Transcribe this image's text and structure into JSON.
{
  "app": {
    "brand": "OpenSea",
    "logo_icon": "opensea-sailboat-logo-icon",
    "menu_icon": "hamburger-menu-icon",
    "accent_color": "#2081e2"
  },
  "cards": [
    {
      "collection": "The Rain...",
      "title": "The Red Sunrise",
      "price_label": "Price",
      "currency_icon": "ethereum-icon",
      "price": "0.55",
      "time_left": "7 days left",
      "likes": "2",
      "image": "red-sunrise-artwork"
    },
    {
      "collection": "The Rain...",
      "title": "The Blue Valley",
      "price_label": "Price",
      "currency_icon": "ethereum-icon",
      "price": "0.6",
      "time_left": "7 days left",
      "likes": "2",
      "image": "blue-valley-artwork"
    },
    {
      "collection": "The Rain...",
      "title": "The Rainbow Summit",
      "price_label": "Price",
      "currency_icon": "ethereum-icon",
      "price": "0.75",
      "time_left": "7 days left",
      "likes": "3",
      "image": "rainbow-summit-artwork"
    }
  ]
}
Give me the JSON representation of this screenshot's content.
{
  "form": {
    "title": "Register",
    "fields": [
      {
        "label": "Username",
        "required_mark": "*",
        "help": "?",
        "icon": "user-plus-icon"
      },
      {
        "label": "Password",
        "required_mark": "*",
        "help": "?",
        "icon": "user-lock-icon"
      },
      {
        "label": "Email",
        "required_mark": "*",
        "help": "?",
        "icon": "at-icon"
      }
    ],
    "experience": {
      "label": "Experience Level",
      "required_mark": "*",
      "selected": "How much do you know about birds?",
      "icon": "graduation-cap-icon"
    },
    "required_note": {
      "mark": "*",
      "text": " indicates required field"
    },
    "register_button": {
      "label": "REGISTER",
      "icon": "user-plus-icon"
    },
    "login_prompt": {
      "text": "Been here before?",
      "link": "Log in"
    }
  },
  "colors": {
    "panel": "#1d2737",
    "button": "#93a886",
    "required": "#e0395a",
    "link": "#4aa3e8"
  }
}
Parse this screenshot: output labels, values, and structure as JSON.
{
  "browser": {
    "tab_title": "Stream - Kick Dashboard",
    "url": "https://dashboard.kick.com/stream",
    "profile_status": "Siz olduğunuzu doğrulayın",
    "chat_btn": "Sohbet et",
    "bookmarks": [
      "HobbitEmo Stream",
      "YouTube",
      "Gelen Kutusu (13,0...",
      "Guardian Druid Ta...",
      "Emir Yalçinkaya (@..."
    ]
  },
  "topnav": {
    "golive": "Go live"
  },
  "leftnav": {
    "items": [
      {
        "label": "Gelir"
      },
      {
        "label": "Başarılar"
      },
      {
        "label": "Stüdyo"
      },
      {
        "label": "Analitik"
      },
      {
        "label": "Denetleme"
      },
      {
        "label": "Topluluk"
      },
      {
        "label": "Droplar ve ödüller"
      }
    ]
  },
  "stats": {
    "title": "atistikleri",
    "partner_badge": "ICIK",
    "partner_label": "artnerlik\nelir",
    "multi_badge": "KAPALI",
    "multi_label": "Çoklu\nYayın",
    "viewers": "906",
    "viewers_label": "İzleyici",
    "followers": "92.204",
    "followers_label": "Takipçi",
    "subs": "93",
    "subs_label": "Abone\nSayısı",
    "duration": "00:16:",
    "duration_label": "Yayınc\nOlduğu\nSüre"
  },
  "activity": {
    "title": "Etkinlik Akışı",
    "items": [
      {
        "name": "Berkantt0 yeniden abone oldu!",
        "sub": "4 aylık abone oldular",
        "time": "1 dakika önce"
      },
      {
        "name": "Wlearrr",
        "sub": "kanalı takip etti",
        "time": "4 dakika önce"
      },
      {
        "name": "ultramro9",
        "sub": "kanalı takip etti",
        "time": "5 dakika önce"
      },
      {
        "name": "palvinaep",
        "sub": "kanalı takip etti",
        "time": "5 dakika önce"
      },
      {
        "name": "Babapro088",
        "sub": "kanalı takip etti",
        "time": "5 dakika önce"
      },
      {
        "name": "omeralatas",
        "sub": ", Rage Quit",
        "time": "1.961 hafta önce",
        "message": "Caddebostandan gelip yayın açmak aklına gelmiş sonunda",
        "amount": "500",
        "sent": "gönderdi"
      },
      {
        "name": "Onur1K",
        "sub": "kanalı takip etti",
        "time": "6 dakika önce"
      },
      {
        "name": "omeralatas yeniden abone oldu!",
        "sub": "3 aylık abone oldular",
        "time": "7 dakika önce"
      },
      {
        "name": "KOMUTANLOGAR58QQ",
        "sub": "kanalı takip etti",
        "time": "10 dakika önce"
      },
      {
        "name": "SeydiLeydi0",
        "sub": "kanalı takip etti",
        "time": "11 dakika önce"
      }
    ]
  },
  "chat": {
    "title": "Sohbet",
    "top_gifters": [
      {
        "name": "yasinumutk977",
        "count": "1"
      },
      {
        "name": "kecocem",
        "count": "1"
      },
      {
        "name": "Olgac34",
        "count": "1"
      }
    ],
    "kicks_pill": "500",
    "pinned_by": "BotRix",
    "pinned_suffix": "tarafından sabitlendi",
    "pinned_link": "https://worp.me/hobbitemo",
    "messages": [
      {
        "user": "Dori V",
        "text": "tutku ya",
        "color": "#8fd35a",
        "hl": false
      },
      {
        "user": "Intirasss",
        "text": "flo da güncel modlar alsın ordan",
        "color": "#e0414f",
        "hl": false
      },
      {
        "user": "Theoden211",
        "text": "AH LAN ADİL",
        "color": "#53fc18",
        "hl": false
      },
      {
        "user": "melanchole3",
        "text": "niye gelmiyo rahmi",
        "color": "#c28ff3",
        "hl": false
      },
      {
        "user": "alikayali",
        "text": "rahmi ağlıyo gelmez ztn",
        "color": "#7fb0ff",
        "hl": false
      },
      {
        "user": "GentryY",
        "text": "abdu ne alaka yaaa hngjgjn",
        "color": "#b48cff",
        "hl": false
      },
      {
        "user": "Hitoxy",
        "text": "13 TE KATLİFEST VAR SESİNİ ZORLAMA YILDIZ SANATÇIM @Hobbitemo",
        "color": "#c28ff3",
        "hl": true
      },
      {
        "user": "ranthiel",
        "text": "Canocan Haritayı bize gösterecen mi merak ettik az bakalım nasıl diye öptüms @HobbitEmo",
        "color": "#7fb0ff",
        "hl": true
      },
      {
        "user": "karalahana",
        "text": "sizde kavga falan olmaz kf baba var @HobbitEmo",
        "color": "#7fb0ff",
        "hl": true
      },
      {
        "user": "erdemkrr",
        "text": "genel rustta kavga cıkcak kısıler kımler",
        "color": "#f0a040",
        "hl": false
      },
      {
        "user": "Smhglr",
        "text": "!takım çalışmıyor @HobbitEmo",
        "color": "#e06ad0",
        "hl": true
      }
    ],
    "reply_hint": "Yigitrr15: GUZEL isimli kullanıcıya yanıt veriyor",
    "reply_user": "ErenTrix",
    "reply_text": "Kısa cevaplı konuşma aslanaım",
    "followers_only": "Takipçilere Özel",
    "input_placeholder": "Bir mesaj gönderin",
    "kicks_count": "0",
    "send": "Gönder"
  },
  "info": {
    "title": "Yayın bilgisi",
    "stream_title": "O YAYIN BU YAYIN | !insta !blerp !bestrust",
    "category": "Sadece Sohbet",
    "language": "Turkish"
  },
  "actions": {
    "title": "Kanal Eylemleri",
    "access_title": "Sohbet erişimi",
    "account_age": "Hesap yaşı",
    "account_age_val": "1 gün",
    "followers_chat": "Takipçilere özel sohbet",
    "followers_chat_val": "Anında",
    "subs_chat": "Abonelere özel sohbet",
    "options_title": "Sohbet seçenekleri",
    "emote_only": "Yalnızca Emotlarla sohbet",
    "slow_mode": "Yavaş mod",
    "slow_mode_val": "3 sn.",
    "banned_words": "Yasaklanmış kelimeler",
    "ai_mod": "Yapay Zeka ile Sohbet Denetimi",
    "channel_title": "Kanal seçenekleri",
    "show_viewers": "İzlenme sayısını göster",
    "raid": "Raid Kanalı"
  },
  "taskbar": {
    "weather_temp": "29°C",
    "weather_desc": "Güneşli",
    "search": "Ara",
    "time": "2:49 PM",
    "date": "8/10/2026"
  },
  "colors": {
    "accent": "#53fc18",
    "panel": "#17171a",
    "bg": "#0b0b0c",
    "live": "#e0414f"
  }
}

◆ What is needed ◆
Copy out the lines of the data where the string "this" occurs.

◆ Worked solution ◆
Transcribe this image's text and structure into JSON.
Give me the JSON representation of this screenshot's content.
Parse this screenshot: output labels, values, and structure as JSON.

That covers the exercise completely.